Truisms are as plentiful in the music world as elsewhere, particularly with regard to performers. The "it-takes-one-to-play-one" concept heads the list and never ceases to add a little heat to debates waged in behalf of or against artists who specialize in works by their fellow countrymen.

In the case of Walter Klien, an Austrian pianist renowned for his recordings of the complete solo piano works of Mozart, such reference dropping certainly rests on the "pro" side of his approach to the composer. A Mozartean's Mozartean, he excels in his seemingly effortless ability to present the music without ever reverting to extremes.

Klien's all-Mozart recital at the Kennedy Center Terrace Theater last night presented interpretations that were never stodgy or excessively precious, yet retained the bloom of a freshly composed piece.

Three sonatas and a like number of miniatures plumbed several emotional strata, without straying too far from the drawing room.
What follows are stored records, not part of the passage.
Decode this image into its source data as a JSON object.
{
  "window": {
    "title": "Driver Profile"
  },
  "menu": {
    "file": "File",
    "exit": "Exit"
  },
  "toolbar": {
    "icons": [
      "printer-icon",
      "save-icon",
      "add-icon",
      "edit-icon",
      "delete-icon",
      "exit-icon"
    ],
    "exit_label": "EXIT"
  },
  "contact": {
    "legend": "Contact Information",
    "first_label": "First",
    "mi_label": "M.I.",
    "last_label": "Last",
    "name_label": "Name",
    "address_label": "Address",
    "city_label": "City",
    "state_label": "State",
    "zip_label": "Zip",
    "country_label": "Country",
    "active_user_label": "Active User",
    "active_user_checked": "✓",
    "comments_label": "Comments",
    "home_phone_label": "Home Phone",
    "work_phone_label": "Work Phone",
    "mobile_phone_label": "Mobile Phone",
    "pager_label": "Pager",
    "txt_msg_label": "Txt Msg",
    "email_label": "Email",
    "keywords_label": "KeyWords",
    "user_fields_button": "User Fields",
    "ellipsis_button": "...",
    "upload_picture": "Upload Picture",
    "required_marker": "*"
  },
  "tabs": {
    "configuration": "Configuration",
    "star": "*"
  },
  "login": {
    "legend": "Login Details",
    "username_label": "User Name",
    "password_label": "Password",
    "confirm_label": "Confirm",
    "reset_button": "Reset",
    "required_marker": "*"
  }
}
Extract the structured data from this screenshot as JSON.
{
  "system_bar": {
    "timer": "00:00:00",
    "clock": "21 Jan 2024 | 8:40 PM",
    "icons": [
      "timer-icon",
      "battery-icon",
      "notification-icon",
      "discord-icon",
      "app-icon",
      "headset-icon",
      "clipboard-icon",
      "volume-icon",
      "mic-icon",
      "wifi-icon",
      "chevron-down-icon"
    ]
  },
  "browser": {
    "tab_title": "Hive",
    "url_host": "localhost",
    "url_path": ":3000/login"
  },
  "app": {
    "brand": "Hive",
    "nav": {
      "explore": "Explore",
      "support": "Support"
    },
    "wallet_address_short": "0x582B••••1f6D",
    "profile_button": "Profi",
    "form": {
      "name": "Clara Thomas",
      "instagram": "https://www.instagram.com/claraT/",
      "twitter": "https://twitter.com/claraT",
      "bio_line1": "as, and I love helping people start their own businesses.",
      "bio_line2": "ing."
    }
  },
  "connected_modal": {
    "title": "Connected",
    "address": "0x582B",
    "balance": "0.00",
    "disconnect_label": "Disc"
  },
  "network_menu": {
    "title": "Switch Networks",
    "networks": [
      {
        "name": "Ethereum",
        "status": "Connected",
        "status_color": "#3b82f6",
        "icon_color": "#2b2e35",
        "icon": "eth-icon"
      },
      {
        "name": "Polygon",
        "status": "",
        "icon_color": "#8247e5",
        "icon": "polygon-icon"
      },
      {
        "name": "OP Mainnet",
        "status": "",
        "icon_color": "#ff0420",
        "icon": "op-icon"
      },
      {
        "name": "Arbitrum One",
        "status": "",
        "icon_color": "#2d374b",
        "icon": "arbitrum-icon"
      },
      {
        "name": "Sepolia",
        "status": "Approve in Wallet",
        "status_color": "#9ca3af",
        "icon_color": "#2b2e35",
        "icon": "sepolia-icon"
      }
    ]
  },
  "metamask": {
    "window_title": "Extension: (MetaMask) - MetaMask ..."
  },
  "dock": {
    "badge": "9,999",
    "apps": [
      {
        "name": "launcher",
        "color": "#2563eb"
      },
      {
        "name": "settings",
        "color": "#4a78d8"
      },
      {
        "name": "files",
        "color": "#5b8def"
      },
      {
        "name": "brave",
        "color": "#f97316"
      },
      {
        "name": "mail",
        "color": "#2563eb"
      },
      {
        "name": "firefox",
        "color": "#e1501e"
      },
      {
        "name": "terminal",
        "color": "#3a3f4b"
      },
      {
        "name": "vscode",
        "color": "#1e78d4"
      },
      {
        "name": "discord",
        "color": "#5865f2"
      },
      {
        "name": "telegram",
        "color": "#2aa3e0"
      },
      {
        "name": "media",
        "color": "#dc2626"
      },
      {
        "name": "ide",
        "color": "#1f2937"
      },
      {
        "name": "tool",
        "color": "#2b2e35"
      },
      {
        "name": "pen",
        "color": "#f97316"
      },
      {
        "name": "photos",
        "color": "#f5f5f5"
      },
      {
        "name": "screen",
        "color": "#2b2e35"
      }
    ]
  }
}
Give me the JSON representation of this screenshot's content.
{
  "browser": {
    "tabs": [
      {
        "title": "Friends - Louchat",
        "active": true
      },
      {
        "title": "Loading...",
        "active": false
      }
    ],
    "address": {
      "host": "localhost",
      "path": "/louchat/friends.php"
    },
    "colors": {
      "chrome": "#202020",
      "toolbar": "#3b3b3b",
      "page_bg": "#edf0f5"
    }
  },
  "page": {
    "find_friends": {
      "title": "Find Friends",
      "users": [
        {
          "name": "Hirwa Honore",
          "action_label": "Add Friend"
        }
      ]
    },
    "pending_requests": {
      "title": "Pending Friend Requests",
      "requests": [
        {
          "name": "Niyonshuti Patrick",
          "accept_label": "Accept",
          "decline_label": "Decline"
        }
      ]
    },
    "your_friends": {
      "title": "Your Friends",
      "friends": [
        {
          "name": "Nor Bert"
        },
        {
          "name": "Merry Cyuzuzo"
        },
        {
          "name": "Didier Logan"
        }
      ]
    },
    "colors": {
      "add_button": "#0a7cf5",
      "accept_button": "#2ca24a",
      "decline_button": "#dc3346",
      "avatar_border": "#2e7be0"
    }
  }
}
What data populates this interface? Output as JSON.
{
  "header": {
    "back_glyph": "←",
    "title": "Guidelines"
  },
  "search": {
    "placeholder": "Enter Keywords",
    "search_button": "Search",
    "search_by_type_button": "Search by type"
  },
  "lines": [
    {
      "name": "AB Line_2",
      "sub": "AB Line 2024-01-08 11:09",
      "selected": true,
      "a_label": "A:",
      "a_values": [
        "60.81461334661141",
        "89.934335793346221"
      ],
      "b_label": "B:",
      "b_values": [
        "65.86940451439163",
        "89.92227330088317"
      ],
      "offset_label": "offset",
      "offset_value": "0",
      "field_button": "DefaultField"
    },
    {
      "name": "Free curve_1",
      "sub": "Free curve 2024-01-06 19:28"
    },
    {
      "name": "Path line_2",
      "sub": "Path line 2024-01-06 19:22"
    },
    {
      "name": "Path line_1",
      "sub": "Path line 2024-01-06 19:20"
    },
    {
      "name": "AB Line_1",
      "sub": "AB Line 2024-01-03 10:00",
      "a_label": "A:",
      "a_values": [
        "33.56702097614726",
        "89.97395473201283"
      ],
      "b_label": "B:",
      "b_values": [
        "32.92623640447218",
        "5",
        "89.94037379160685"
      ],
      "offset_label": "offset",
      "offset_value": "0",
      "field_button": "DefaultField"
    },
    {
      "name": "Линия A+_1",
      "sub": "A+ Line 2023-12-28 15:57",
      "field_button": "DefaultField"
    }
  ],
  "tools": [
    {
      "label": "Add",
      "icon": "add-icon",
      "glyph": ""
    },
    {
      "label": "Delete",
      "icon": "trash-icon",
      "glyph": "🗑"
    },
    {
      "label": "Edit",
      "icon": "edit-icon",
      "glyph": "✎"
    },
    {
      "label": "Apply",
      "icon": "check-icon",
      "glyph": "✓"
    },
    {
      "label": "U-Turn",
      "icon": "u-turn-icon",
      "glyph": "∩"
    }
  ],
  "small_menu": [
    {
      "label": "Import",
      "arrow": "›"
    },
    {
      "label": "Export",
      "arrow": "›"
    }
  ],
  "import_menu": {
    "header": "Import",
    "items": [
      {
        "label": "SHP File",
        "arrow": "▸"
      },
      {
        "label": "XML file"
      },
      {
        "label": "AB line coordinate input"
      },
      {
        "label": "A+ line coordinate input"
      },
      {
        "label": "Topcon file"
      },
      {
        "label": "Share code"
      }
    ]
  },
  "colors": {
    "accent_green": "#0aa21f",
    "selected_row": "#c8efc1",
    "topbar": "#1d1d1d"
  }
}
The sparkling Sonata in G Major, (K. 283), displayed Klien's forthright manner and utterly fastidious phrasing; in the closing Sonata in A Minor, (K. 310) -- one of only two Mozart piano sonatas written in a minor key -- he conveyed the composer's tragic sense of loneliness via shifting dynamics and tempestuous crescendos.

The Sonata in A Major, (K. 331), with its strange arrangement of movements that resembles a suite, provided plenty of opportunity for Klien the colorist. He attended to the theme and variations, sprightly minuet and novel Turkish exotica in the allegretto, with gracefully drawn lines and buoyant tempos.